PROMPT. Note each line in the data below that holds "true", and copy it.

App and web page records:
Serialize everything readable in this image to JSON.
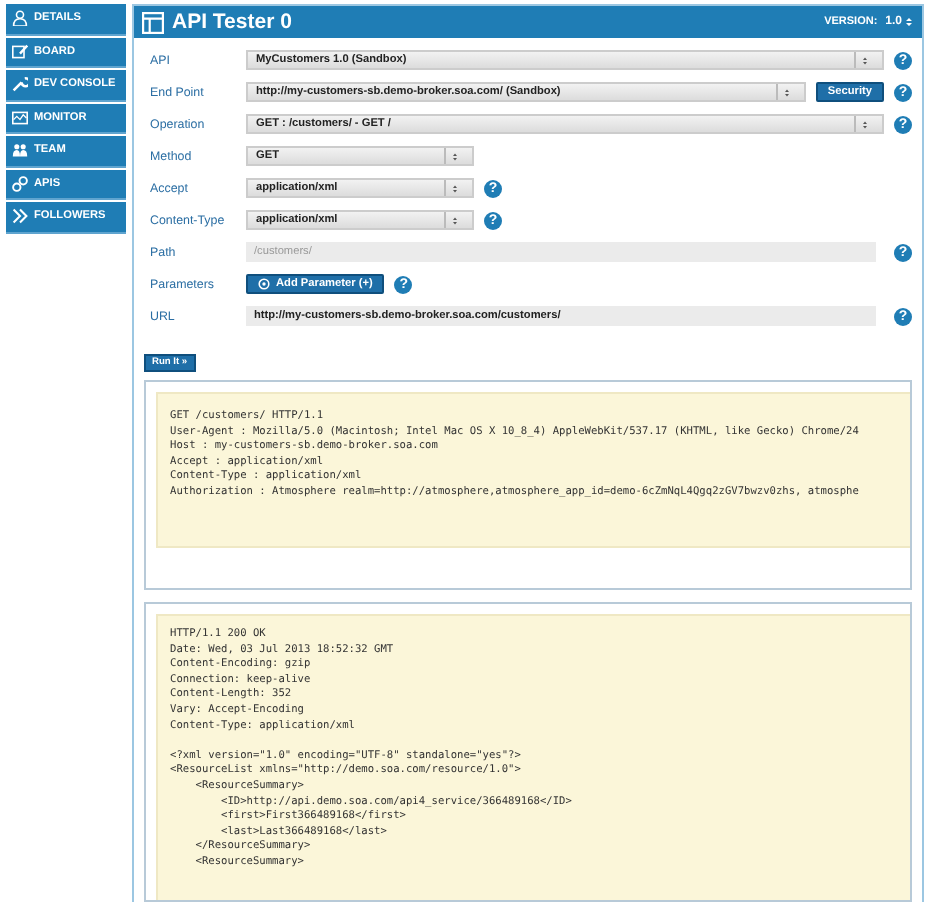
{
  "sidebar": {
    "items": [
      {
        "label": "DETAILS"
      },
      {
        "label": "BOARD"
      },
      {
        "label": "DEV CONSOLE"
      },
      {
        "label": "MONITOR"
      },
      {
        "label": "TEAM"
      },
      {
        "label": "APIS"
      },
      {
        "label": "FOLLOWERS"
      }
    ]
  },
  "header": {
    "title": "API Tester 0",
    "version_label": "VERSION:",
    "version": "1.0"
  },
  "form": {
    "rows": [
      {
        "label": "API",
        "kind": "select",
        "value": "MyCustomers 1.0 (Sandbox)",
        "help": "?"
      },
      {
        "label": "End Point",
        "kind": "select",
        "value": "http://my-customers-sb.demo-broker.soa.com/ (Sandbox)",
        "button": "Security",
        "help": "?"
      },
      {
        "label": "Operation",
        "kind": "select",
        "value": "GET : /customers/ - GET /",
        "help": "?"
      },
      {
        "label": "Method",
        "kind": "compact-select",
        "value": "GET"
      },
      {
        "label": "Accept",
        "kind": "compact-select",
        "value": "application/xml",
        "help": "?"
      },
      {
        "label": "Content-Type",
        "kind": "compact-select",
        "value": "application/xml",
        "help": "?"
      },
      {
        "label": "Path",
        "kind": "input",
        "placeholder": "/customers/",
        "help": "?"
      },
      {
        "label": "Parameters",
        "kind": "action",
        "button": "Add Parameter (+)",
        "help": "?"
      },
      {
        "label": "URL",
        "kind": "input",
        "value": "http://my-customers-sb.demo-broker.soa.com/customers/",
        "help": "?"
      }
    ]
  },
  "run_button": "Run It »",
  "request": {
    "lines": [
      "GET /customers/ HTTP/1.1",
      "User-Agent : Mozilla/5.0 (Macintosh; Intel Mac OS X 10_8_4) AppleWebKit/537.17 (KHTML, like Gecko) Chrome/24",
      "Host : my-customers-sb.demo-broker.soa.com",
      "Accept : application/xml",
      "Content-Type : application/xml",
      "Authorization : Atmosphere realm=http://atmosphere,atmosphere_app_id=demo-6cZmNqL4Qgq2zGV7bwzv0zhs, atmosphe"
    ]
  },
  "response": {
    "header_lines": [
      "HTTP/1.1 200 OK",
      "Date: Wed, 03 Jul 2013 18:52:32 GMT",
      "Content-Encoding: gzip",
      "Connection: keep-alive",
      "Content-Length: 352",
      "Vary: Accept-Encoding",
      "Content-Type: application/xml"
    ],
    "body_lines": [
      "<?xml version=\"1.0\" encoding=\"UTF-8\" standalone=\"yes\"?>",
      "<ResourceList xmlns=\"http://demo.soa.com/resource/1.0\">",
      "    <ResourceSummary>",
      "        <ID>http://api.demo.soa.com/api4_service/366489168</ID>",
      "        <first>First366489168</first>",
      "        <last>Last366489168</last>",
      "    </ResourceSummary>",
      "    <ResourceSummary>"
    ]
  }
}
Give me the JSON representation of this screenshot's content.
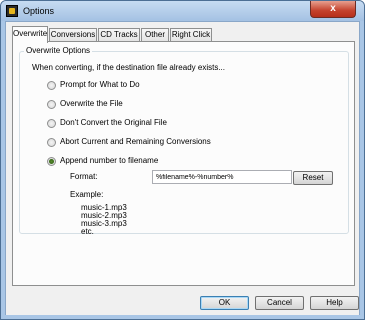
{
  "window": {
    "title": "Options",
    "close_glyph": "x"
  },
  "tabs": [
    {
      "label": "Overwrite",
      "active": true
    },
    {
      "label": "Conversions",
      "active": false
    },
    {
      "label": "CD Tracks",
      "active": false
    },
    {
      "label": "Other",
      "active": false
    },
    {
      "label": "Right Click",
      "active": false
    }
  ],
  "overwrite": {
    "group_title": "Overwrite Options",
    "intro": "When converting, if the destination file already exists...",
    "options": [
      {
        "label": "Prompt for What to Do",
        "selected": false
      },
      {
        "label": "Overwrite the File",
        "selected": false
      },
      {
        "label": "Don't Convert the Original File",
        "selected": false
      },
      {
        "label": "Abort Current and Remaining Conversions",
        "selected": false
      },
      {
        "label": "Append number to filename",
        "selected": true
      }
    ],
    "format_label": "Format:",
    "format_value": "%filename%-%number%",
    "reset_label": "Reset",
    "example_label": "Example:",
    "example_lines": [
      "music-1.mp3",
      "music-2.mp3",
      "music-3.mp3",
      "etc."
    ]
  },
  "buttons": {
    "ok": "OK",
    "cancel": "Cancel",
    "help": "Help"
  },
  "colors": {
    "frame": "#a9c6e6",
    "close": "#c4412c",
    "selected_radio": "#3a7a1c"
  }
}
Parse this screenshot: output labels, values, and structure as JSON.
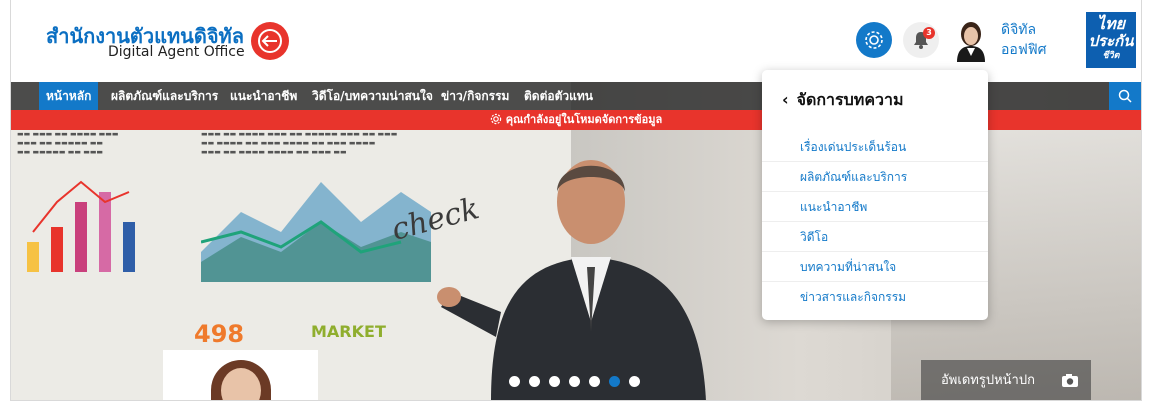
{
  "header": {
    "brand_th": "สำนักงานตัวแทนดิจิทัล",
    "brand_en": "Digital Agent Office",
    "notification_count": "3",
    "user_name_line1": "ดิจิทัล",
    "user_name_line2": "ออฟฟิศ",
    "partner_logo_line1": "ไทย",
    "partner_logo_line2": "ประกัน",
    "partner_logo_line3": "ชีวิต"
  },
  "nav": {
    "items": [
      {
        "label": "หน้าหลัก",
        "active": true
      },
      {
        "label": "ผลิตภัณฑ์และบริการ"
      },
      {
        "label": "แนะนำอาชีพ"
      },
      {
        "label": "วิดีโอ/บทความน่าสนใจ"
      },
      {
        "label": "ข่าว/กิจกรรม"
      },
      {
        "label": "ติดต่อตัวแทน"
      }
    ]
  },
  "alert": {
    "text": "คุณกำลังอยู่ในโหมดจัดการข้อมูล"
  },
  "hero": {
    "number_text": "498",
    "market_text": "MARKET",
    "check_text": "check",
    "slides": 7,
    "active_slide": 6,
    "cover_update_label": "อัพเดทรูปหน้าปก"
  },
  "dropdown": {
    "title": "จัดการบทความ",
    "items": [
      "เรื่องเด่นประเด็นร้อน",
      "ผลิตภัณฑ์และบริการ",
      "แนะนำอาชีพ",
      "วิดีโอ",
      "บทความที่น่าสนใจ",
      "ข่าวสารและกิจกรรม"
    ]
  },
  "colors": {
    "primary": "#1379c9",
    "accent_red": "#e8342c",
    "nav_bg": "#2d2d2d"
  }
}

YOUR SOLUTION.
      "active": true
        "selected": true
        "active": true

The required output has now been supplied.